### [Given information]
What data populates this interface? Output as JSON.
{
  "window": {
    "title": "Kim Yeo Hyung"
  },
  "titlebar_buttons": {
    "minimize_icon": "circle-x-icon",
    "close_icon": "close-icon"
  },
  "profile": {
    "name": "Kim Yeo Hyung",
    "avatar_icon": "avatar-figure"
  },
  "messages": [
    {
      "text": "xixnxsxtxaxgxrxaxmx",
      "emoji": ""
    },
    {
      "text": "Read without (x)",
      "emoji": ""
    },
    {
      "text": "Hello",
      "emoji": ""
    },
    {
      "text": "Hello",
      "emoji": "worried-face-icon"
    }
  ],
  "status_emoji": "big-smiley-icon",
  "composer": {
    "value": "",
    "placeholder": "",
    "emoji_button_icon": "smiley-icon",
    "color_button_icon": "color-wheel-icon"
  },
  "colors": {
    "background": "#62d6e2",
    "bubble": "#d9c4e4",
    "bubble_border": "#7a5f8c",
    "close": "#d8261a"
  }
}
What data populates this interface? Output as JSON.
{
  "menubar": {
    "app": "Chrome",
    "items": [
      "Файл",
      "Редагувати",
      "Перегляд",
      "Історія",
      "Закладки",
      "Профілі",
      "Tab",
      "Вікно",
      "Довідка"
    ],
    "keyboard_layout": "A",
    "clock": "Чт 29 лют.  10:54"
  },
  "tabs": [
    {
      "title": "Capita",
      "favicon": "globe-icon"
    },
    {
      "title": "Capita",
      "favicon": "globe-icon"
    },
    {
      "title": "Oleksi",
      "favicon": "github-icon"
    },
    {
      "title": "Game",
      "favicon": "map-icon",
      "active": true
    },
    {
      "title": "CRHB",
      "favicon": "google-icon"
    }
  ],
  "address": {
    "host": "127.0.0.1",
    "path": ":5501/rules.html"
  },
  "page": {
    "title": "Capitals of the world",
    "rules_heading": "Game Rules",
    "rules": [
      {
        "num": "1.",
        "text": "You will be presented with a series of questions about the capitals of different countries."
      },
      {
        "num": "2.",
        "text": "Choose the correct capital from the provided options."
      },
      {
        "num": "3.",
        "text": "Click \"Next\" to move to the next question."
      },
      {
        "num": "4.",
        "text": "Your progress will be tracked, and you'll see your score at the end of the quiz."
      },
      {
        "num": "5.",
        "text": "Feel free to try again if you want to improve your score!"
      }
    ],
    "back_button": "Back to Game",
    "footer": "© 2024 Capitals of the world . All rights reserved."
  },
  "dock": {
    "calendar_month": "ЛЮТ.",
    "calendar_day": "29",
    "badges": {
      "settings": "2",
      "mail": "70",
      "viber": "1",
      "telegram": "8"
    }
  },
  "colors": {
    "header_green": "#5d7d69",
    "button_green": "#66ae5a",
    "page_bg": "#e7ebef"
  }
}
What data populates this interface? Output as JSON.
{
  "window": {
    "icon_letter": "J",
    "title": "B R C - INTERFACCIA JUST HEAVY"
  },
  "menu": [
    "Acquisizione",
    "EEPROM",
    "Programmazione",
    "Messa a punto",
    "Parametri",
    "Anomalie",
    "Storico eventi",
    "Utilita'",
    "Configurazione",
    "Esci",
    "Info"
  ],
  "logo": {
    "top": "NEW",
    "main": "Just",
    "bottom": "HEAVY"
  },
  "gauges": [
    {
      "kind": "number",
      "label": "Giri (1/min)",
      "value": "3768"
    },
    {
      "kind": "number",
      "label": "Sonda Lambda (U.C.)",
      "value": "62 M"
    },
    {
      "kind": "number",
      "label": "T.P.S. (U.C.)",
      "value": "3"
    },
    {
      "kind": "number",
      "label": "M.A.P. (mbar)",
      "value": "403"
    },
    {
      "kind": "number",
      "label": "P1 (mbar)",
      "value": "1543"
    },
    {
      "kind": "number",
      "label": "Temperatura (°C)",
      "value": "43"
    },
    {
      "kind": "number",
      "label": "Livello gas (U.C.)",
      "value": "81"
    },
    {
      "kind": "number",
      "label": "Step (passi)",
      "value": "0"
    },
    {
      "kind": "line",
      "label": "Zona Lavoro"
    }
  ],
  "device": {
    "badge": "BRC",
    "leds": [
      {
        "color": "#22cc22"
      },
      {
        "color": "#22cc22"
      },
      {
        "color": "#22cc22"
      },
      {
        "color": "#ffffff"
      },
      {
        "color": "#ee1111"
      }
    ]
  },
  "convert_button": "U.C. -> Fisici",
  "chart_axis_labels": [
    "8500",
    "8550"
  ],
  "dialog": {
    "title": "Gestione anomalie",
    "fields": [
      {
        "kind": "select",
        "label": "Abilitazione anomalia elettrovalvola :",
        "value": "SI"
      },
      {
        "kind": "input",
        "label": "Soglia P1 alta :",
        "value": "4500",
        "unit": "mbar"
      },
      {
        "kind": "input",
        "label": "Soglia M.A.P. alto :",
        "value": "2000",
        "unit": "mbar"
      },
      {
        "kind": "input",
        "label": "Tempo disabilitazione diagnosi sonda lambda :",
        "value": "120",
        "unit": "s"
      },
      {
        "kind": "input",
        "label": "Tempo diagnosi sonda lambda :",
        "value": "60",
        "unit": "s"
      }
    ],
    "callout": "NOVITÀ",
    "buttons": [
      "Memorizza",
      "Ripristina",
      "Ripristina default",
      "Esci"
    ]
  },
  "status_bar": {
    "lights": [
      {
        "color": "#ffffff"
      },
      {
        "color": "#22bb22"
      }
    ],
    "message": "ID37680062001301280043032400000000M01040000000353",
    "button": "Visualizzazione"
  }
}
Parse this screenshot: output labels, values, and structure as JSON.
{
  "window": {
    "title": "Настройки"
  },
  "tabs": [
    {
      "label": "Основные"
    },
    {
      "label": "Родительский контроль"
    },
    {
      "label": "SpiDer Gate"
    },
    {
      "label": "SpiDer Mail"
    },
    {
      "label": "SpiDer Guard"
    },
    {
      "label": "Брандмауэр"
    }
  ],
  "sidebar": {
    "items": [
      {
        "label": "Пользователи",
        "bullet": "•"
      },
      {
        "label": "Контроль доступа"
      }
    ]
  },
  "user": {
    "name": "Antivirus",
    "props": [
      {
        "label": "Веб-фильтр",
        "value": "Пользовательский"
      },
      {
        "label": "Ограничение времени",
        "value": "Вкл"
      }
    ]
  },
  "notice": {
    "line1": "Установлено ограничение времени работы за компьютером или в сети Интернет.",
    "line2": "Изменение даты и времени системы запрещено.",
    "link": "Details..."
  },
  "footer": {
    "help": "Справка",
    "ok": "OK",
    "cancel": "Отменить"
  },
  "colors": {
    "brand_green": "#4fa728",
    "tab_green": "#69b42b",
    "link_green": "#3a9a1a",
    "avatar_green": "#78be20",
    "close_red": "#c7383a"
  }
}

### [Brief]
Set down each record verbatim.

### [Task output]
What data populates this interface? Output as JSON.
{
  "window": {
    "title": "Kim Yeo Hyung"
  },
  "titlebar_buttons": {
    "minimize_icon": "circle-x-icon",
    "close_icon": "close-icon"
  },
  "profile": {
    "name": "Kim Yeo Hyung",
    "avatar_icon": "avatar-figure"
  },
  "messages": [
    {
      "text": "xixnxsxtxaxgxrxaxmx",
      "emoji": ""
    },
    {
      "text": "Read without (x)",
      "emoji": ""
    },
    {
      "text": "Hello",
      "emoji": ""
    },
    {
      "text": "Hello",
      "emoji": "worried-face-icon"
    }
  ],
  "status_emoji": "big-smiley-icon",
  "composer": {
    "value": "",
    "placeholder": "",
    "emoji_button_icon": "smiley-icon",
    "color_button_icon": "color-wheel-icon"
  },
  "colors": {
    "background": "#62d6e2",
    "bubble": "#d9c4e4",
    "bubble_border": "#7a5f8c",
    "close": "#d8261a"
  }
}
What data populates this interface? Output as JSON.
{
  "menubar": {
    "app": "Chrome",
    "items": [
      "Файл",
      "Редагувати",
      "Перегляд",
      "Історія",
      "Закладки",
      "Профілі",
      "Tab",
      "Вікно",
      "Довідка"
    ],
    "keyboard_layout": "A",
    "clock": "Чт 29 лют.  10:54"
  },
  "tabs": [
    {
      "title": "Capita",
      "favicon": "globe-icon"
    },
    {
      "title": "Capita",
      "favicon": "globe-icon"
    },
    {
      "title": "Oleksi",
      "favicon": "github-icon"
    },
    {
      "title": "Game",
      "favicon": "map-icon",
      "active": true
    },
    {
      "title": "CRHB",
      "favicon": "google-icon"
    }
  ],
  "address": {
    "host": "127.0.0.1",
    "path": ":5501/rules.html"
  },
  "page": {
    "title": "Capitals of the world",
    "rules_heading": "Game Rules",
    "rules": [
      {
        "num": "1.",
        "text": "You will be presented with a series of questions about the capitals of different countries."
      },
      {
        "num": "2.",
        "text": "Choose the correct capital from the provided options."
      },
      {
        "num": "3.",
        "text": "Click \"Next\" to move to the next question."
      },
      {
        "num": "4.",
        "text": "Your progress will be tracked, and you'll see your score at the end of the quiz."
      },
      {
        "num": "5.",
        "text": "Feel free to try again if you want to improve your score!"
      }
    ],
    "back_button": "Back to Game",
    "footer": "© 2024 Capitals of the world . All rights reserved."
  },
  "dock": {
    "calendar_month": "ЛЮТ.",
    "calendar_day": "29",
    "badges": {
      "settings": "2",
      "mail": "70",
      "viber": "1",
      "telegram": "8"
    }
  },
  "colors": {
    "header_green": "#5d7d69",
    "button_green": "#66ae5a",
    "page_bg": "#e7ebef"
  }
}
What data populates this interface? Output as JSON.
{
  "window": {
    "icon_letter": "J",
    "title": "B R C - INTERFACCIA JUST HEAVY"
  },
  "menu": [
    "Acquisizione",
    "EEPROM",
    "Programmazione",
    "Messa a punto",
    "Parametri",
    "Anomalie",
    "Storico eventi",
    "Utilita'",
    "Configurazione",
    "Esci",
    "Info"
  ],
  "logo": {
    "top": "NEW",
    "main": "Just",
    "bottom": "HEAVY"
  },
  "gauges": [
    {
      "kind": "number",
      "label": "Giri (1/min)",
      "value": "3768"
    },
    {
      "kind": "number",
      "label": "Sonda Lambda (U.C.)",
      "value": "62 M"
    },
    {
      "kind": "number",
      "label": "T.P.S. (U.C.)",
      "value": "3"
    },
    {
      "kind": "number",
      "label": "M.A.P. (mbar)",
      "value": "403"
    },
    {
      "kind": "number",
      "label": "P1 (mbar)",
      "value": "1543"
    },
    {
      "kind": "number",
      "label": "Temperatura (°C)",
      "value": "43"
    },
    {
      "kind": "number",
      "label": "Livello gas (U.C.)",
      "value": "81"
    },
    {
      "kind": "number",
      "label": "Step (passi)",
      "value": "0"
    },
    {
      "kind": "line",
      "label": "Zona Lavoro"
    }
  ],
  "device": {
    "badge": "BRC",
    "leds": [
      {
        "color": "#22cc22"
      },
      {
        "color": "#22cc22"
      },
      {
        "color": "#22cc22"
      },
      {
        "color": "#ffffff"
      },
      {
        "color": "#ee1111"
      }
    ]
  },
  "convert_button": "U.C. -> Fisici",
  "chart_axis_labels": [
    "8500",
    "8550"
  ],
  "dialog": {
    "title": "Gestione anomalie",
    "fields": [
      {
        "kind": "select",
        "label": "Abilitazione anomalia elettrovalvola :",
        "value": "SI"
      },
      {
        "kind": "input",
        "label": "Soglia P1 alta :",
        "value": "4500",
        "unit": "mbar"
      },
      {
        "kind": "input",
        "label": "Soglia M.A.P. alto :",
        "value": "2000",
        "unit": "mbar"
      },
      {
        "kind": "input",
        "label": "Tempo disabilitazione diagnosi sonda lambda :",
        "value": "120",
        "unit": "s"
      },
      {
        "kind": "input",
        "label": "Tempo diagnosi sonda lambda :",
        "value": "60",
        "unit": "s"
      }
    ],
    "callout": "NOVITÀ",
    "buttons": [
      "Memorizza",
      "Ripristina",
      "Ripristina default",
      "Esci"
    ]
  },
  "status_bar": {
    "lights": [
      {
        "color": "#ffffff"
      },
      {
        "color": "#22bb22"
      }
    ],
    "message": "ID37680062001301280043032400000000M01040000000353",
    "button": "Visualizzazione"
  }
}
Parse this screenshot: output labels, values, and structure as JSON.
{
  "window": {
    "title": "Настройки"
  },
  "tabs": [
    {
      "label": "Основные"
    },
    {
      "label": "Родительский контроль"
    },
    {
      "label": "SpiDer Gate"
    },
    {
      "label": "SpiDer Mail"
    },
    {
      "label": "SpiDer Guard"
    },
    {
      "label": "Брандмауэр"
    }
  ],
  "sidebar": {
    "items": [
      {
        "label": "Пользователи",
        "bullet": "•"
      },
      {
        "label": "Контроль доступа"
      }
    ]
  },
  "user": {
    "name": "Antivirus",
    "props": [
      {
        "label": "Веб-фильтр",
        "value": "Пользовательский"
      },
      {
        "label": "Ограничение времени",
        "value": "Вкл"
      }
    ]
  },
  "notice": {
    "line1": "Установлено ограничение времени работы за компьютером или в сети Интернет.",
    "line2": "Изменение даты и времени системы запрещено.",
    "link": "Details..."
  },
  "footer": {
    "help": "Справка",
    "ok": "OK",
    "cancel": "Отменить"
  },
  "colors": {
    "brand_green": "#4fa728",
    "tab_green": "#69b42b",
    "link_green": "#3a9a1a",
    "avatar_green": "#78be20",
    "close_red": "#c7383a"
  }
}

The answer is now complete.